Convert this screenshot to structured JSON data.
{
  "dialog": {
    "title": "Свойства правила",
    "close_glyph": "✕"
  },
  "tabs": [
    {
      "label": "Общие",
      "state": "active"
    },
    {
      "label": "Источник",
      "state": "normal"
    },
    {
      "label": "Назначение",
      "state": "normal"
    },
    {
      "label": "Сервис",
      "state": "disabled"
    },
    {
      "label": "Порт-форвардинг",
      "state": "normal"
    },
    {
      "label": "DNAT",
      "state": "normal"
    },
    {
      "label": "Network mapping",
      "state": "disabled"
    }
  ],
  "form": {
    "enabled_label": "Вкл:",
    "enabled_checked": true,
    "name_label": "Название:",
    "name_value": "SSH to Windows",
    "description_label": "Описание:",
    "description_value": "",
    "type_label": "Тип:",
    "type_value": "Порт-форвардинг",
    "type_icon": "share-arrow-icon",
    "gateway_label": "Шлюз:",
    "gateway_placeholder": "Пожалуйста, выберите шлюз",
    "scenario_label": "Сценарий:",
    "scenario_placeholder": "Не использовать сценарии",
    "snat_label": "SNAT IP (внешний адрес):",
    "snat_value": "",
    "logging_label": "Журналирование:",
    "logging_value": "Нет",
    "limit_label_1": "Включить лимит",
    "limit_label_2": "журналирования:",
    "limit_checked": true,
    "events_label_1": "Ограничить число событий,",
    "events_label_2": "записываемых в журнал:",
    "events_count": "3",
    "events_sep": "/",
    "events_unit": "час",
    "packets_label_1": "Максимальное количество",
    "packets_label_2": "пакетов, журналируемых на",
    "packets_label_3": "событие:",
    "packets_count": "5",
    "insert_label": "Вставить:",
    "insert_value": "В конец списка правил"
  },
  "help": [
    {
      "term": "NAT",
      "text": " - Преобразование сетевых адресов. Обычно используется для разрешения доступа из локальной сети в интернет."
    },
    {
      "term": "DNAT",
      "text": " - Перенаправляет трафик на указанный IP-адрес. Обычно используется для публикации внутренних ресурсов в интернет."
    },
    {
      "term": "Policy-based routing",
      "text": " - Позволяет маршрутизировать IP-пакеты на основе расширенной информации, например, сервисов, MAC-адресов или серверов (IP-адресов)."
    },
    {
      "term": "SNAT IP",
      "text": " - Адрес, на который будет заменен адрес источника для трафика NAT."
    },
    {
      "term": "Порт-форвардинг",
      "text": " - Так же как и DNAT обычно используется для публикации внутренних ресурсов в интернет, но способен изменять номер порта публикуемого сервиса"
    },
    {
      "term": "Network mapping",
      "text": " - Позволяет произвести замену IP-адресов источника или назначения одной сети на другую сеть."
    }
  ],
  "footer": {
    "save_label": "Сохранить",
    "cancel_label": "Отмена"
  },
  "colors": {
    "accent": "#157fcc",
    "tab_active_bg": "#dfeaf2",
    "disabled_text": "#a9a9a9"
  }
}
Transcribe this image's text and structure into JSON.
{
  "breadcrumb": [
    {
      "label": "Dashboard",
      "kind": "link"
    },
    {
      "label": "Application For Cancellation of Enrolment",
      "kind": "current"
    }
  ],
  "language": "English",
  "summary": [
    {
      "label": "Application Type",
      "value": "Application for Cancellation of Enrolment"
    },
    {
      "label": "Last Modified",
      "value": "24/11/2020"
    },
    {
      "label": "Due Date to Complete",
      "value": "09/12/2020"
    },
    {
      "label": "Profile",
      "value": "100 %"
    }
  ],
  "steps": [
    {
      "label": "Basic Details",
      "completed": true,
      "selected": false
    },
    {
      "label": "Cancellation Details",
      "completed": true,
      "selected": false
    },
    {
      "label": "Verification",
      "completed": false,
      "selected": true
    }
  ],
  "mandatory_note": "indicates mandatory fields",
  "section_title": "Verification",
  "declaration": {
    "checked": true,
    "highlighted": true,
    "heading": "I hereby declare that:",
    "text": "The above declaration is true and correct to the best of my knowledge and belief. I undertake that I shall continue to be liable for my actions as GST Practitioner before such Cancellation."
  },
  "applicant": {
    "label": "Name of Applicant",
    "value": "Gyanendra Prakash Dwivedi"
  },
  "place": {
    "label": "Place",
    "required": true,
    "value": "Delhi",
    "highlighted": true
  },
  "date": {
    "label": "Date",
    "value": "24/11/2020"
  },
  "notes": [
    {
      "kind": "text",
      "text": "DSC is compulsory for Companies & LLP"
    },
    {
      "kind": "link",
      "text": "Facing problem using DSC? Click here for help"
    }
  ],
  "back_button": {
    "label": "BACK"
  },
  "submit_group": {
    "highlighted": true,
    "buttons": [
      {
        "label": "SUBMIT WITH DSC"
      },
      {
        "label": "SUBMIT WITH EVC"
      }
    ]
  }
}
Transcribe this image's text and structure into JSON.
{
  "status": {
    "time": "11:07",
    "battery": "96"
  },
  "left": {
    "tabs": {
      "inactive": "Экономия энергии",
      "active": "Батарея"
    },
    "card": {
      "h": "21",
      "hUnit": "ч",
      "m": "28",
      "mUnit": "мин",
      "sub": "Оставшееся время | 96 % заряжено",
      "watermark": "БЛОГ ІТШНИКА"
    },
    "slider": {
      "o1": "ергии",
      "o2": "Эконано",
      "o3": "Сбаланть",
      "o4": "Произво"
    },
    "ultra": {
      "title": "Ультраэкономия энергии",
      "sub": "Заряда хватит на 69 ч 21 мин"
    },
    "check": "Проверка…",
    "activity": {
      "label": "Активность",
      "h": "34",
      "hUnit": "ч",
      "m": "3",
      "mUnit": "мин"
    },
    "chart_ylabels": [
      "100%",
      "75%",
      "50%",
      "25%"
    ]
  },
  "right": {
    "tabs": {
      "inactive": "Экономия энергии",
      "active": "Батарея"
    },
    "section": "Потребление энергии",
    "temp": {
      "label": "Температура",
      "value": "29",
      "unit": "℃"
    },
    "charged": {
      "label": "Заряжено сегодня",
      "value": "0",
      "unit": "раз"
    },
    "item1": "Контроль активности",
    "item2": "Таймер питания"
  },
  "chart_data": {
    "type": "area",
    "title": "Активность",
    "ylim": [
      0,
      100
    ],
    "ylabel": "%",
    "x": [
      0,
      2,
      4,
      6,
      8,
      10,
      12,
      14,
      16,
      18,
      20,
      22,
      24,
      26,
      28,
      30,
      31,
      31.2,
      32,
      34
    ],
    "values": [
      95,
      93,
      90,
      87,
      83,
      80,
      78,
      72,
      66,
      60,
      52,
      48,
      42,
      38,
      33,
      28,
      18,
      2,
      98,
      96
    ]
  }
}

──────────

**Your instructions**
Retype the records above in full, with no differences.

**Exercise response**
Convert this screenshot to structured JSON data.
{
  "dialog": {
    "title": "Свойства правила",
    "close_glyph": "✕"
  },
  "tabs": [
    {
      "label": "Общие",
      "state": "active"
    },
    {
      "label": "Источник",
      "state": "normal"
    },
    {
      "label": "Назначение",
      "state": "normal"
    },
    {
      "label": "Сервис",
      "state": "disabled"
    },
    {
      "label": "Порт-форвардинг",
      "state": "normal"
    },
    {
      "label": "DNAT",
      "state": "normal"
    },
    {
      "label": "Network mapping",
      "state": "disabled"
    }
  ],
  "form": {
    "enabled_label": "Вкл:",
    "enabled_checked": true,
    "name_label": "Название:",
    "name_value": "SSH to Windows",
    "description_label": "Описание:",
    "description_value": "",
    "type_label": "Тип:",
    "type_value": "Порт-форвардинг",
    "type_icon": "share-arrow-icon",
    "gateway_label": "Шлюз:",
    "gateway_placeholder": "Пожалуйста, выберите шлюз",
    "scenario_label": "Сценарий:",
    "scenario_placeholder": "Не использовать сценарии",
    "snat_label": "SNAT IP (внешний адрес):",
    "snat_value": "",
    "logging_label": "Журналирование:",
    "logging_value": "Нет",
    "limit_label_1": "Включить лимит",
    "limit_label_2": "журналирования:",
    "limit_checked": true,
    "events_label_1": "Ограничить число событий,",
    "events_label_2": "записываемых в журнал:",
    "events_count": "3",
    "events_sep": "/",
    "events_unit": "час",
    "packets_label_1": "Максимальное количество",
    "packets_label_2": "пакетов, журналируемых на",
    "packets_label_3": "событие:",
    "packets_count": "5",
    "insert_label": "Вставить:",
    "insert_value": "В конец списка правил"
  },
  "help": [
    {
      "term": "NAT",
      "text": " - Преобразование сетевых адресов. Обычно используется для разрешения доступа из локальной сети в интернет."
    },
    {
      "term": "DNAT",
      "text": " - Перенаправляет трафик на указанный IP-адрес. Обычно используется для публикации внутренних ресурсов в интернет."
    },
    {
      "term": "Policy-based routing",
      "text": " - Позволяет маршрутизировать IP-пакеты на основе расширенной информации, например, сервисов, MAC-адресов или серверов (IP-адресов)."
    },
    {
      "term": "SNAT IP",
      "text": " - Адрес, на который будет заменен адрес источника для трафика NAT."
    },
    {
      "term": "Порт-форвардинг",
      "text": " - Так же как и DNAT обычно используется для публикации внутренних ресурсов в интернет, но способен изменять номер порта публикуемого сервиса"
    },
    {
      "term": "Network mapping",
      "text": " - Позволяет произвести замену IP-адресов источника или назначения одной сети на другую сеть."
    }
  ],
  "footer": {
    "save_label": "Сохранить",
    "cancel_label": "Отмена"
  },
  "colors": {
    "accent": "#157fcc",
    "tab_active_bg": "#dfeaf2",
    "disabled_text": "#a9a9a9"
  }
}
Transcribe this image's text and structure into JSON.
{
  "breadcrumb": [
    {
      "label": "Dashboard",
      "kind": "link"
    },
    {
      "label": "Application For Cancellation of Enrolment",
      "kind": "current"
    }
  ],
  "language": "English",
  "summary": [
    {
      "label": "Application Type",
      "value": "Application for Cancellation of Enrolment"
    },
    {
      "label": "Last Modified",
      "value": "24/11/2020"
    },
    {
      "label": "Due Date to Complete",
      "value": "09/12/2020"
    },
    {
      "label": "Profile",
      "value": "100 %"
    }
  ],
  "steps": [
    {
      "label": "Basic Details",
      "completed": true,
      "selected": false
    },
    {
      "label": "Cancellation Details",
      "completed": true,
      "selected": false
    },
    {
      "label": "Verification",
      "completed": false,
      "selected": true
    }
  ],
  "mandatory_note": "indicates mandatory fields",
  "section_title": "Verification",
  "declaration": {
    "checked": true,
    "highlighted": true,
    "heading": "I hereby declare that:",
    "text": "The above declaration is true and correct to the best of my knowledge and belief. I undertake that I shall continue to be liable for my actions as GST Practitioner before such Cancellation."
  },
  "applicant": {
    "label": "Name of Applicant",
    "value": "Gyanendra Prakash Dwivedi"
  },
  "place": {
    "label": "Place",
    "required": true,
    "value": "Delhi",
    "highlighted": true
  },
  "date": {
    "label": "Date",
    "value": "24/11/2020"
  },
  "notes": [
    {
      "kind": "text",
      "text": "DSC is compulsory for Companies & LLP"
    },
    {
      "kind": "link",
      "text": "Facing problem using DSC? Click here for help"
    }
  ],
  "back_button": {
    "label": "BACK"
  },
  "submit_group": {
    "highlighted": true,
    "buttons": [
      {
        "label": "SUBMIT WITH DSC"
      },
      {
        "label": "SUBMIT WITH EVC"
      }
    ]
  }
}
Transcribe this image's text and structure into JSON.
{
  "status": {
    "time": "11:07",
    "battery": "96"
  },
  "left": {
    "tabs": {
      "inactive": "Экономия энергии",
      "active": "Батарея"
    },
    "card": {
      "h": "21",
      "hUnit": "ч",
      "m": "28",
      "mUnit": "мин",
      "sub": "Оставшееся время | 96 % заряжено",
      "watermark": "БЛОГ ІТШНИКА"
    },
    "slider": {
      "o1": "ергии",
      "o2": "Эконано",
      "o3": "Сбаланть",
      "o4": "Произво"
    },
    "ultra": {
      "title": "Ультраэкономия энергии",
      "sub": "Заряда хватит на 69 ч 21 мин"
    },
    "check": "Проверка…",
    "activity": {
      "label": "Активность",
      "h": "34",
      "hUnit": "ч",
      "m": "3",
      "mUnit": "мин"
    },
    "chart_ylabels": [
      "100%",
      "75%",
      "50%",
      "25%"
    ]
  },
  "right": {
    "tabs": {
      "inactive": "Экономия энергии",
      "active": "Батарея"
    },
    "section": "Потребление энергии",
    "temp": {
      "label": "Температура",
      "value": "29",
      "unit": "℃"
    },
    "charged": {
      "label": "Заряжено сегодня",
      "value": "0",
      "unit": "раз"
    },
    "item1": "Контроль активности",
    "item2": "Таймер питания"
  },
  "chart_data": {
    "type": "area",
    "title": "Активность",
    "ylim": [
      0,
      100
    ],
    "ylabel": "%",
    "x": [
      0,
      2,
      4,
      6,
      8,
      10,
      12,
      14,
      16,
      18,
      20,
      22,
      24,
      26,
      28,
      30,
      31,
      31.2,
      32,
      34
    ],
    "values": [
      95,
      93,
      90,
      87,
      83,
      80,
      78,
      72,
      66,
      60,
      52,
      48,
      42,
      38,
      33,
      28,
      18,
      2,
      98,
      96
    ]
  }
}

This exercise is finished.